═════ GIVEN RECORDS
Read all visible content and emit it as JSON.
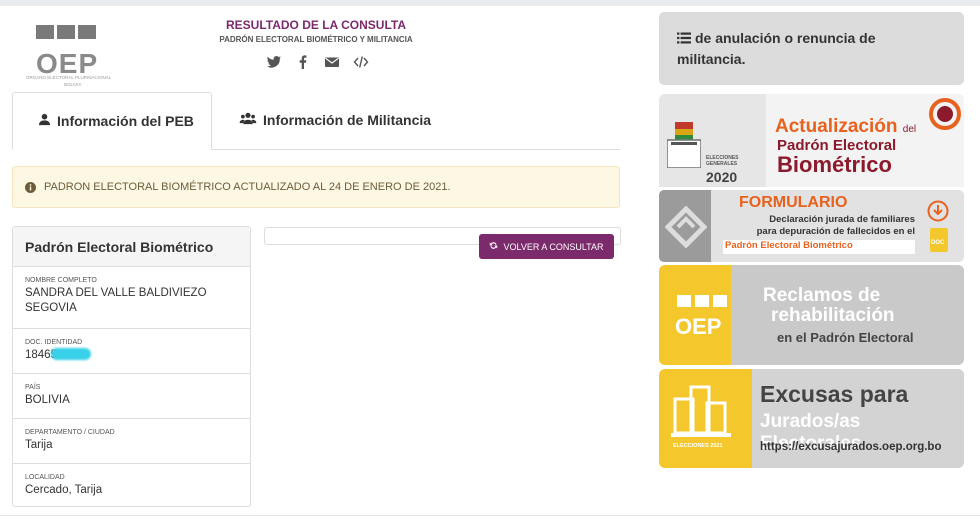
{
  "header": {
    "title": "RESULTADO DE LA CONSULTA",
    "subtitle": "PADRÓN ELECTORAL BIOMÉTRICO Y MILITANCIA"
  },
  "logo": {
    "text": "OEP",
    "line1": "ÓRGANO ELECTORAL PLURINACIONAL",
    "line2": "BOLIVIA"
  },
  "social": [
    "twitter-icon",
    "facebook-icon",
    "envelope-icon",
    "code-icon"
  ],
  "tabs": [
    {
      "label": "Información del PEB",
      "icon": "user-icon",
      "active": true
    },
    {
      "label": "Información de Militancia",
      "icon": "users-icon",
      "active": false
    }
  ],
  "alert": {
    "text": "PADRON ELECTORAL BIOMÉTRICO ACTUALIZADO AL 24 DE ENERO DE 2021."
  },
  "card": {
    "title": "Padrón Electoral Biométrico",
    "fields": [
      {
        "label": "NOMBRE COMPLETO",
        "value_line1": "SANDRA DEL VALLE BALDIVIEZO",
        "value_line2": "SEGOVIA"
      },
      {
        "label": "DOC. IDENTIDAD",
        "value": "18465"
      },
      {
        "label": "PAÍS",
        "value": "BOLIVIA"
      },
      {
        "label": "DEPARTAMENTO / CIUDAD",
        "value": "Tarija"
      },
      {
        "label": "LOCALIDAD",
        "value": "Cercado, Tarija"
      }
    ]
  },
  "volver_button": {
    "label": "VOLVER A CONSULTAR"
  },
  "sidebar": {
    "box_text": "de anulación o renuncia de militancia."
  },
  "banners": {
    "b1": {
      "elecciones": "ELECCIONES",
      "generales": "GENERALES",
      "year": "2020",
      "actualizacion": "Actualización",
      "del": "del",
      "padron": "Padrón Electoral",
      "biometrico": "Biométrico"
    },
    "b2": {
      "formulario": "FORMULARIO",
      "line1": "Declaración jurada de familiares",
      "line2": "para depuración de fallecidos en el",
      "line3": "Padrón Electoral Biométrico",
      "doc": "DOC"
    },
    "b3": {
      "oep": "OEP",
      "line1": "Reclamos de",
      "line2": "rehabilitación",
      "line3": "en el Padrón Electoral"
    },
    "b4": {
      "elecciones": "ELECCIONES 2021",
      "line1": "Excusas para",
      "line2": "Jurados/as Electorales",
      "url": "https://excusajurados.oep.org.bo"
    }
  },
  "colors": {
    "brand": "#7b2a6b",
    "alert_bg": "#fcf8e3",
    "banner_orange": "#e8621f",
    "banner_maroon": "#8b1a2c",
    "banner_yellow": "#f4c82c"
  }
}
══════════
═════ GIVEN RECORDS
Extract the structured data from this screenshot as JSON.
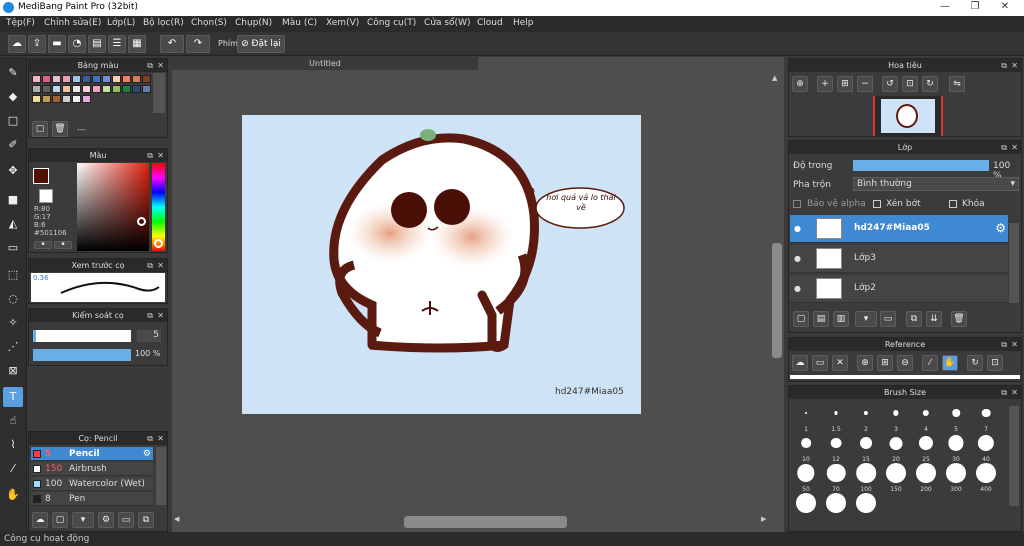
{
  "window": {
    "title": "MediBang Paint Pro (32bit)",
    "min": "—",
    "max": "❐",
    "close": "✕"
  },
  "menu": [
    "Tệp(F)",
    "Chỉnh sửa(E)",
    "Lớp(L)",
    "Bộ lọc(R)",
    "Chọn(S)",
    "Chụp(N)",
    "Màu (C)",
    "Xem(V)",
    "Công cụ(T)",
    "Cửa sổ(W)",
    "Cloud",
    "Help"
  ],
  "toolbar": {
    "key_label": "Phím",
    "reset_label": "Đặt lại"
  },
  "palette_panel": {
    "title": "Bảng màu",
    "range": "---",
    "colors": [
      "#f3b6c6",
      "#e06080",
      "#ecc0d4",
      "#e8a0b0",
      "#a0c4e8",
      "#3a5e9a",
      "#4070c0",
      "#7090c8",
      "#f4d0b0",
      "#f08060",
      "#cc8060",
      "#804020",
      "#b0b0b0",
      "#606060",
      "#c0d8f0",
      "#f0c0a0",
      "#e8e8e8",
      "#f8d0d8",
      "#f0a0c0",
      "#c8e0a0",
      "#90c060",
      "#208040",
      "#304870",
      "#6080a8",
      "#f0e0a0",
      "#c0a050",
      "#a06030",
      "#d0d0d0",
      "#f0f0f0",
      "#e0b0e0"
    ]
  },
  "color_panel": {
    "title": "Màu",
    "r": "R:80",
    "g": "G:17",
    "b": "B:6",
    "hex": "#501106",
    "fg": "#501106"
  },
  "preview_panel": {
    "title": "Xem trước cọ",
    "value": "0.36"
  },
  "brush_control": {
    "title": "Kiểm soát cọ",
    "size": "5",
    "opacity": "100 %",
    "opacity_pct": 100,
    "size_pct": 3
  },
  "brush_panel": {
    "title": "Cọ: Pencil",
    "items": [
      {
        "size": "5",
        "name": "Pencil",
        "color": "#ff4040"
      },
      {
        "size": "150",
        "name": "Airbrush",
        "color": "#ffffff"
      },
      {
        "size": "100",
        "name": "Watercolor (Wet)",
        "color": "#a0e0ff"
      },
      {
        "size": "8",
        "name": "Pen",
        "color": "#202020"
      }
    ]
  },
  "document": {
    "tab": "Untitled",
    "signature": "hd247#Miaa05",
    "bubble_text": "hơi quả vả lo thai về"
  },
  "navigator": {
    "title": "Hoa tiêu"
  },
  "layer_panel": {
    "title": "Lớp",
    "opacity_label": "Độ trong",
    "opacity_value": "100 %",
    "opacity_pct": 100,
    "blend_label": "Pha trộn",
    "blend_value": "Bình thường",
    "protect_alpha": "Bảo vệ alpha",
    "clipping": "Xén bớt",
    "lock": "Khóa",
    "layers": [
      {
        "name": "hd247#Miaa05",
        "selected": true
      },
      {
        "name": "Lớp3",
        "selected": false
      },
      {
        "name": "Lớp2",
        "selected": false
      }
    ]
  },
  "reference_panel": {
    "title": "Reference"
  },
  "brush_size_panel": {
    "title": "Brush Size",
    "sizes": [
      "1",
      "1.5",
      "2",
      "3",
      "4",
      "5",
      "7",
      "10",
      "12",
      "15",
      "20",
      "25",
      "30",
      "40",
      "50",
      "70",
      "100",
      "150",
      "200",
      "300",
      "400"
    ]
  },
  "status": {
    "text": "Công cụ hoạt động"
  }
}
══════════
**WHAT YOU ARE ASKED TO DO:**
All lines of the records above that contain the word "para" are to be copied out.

**TASK OUTPUT:**
      "line2": "para depuración de fallecidos en el",
      "line1": "Excusas para",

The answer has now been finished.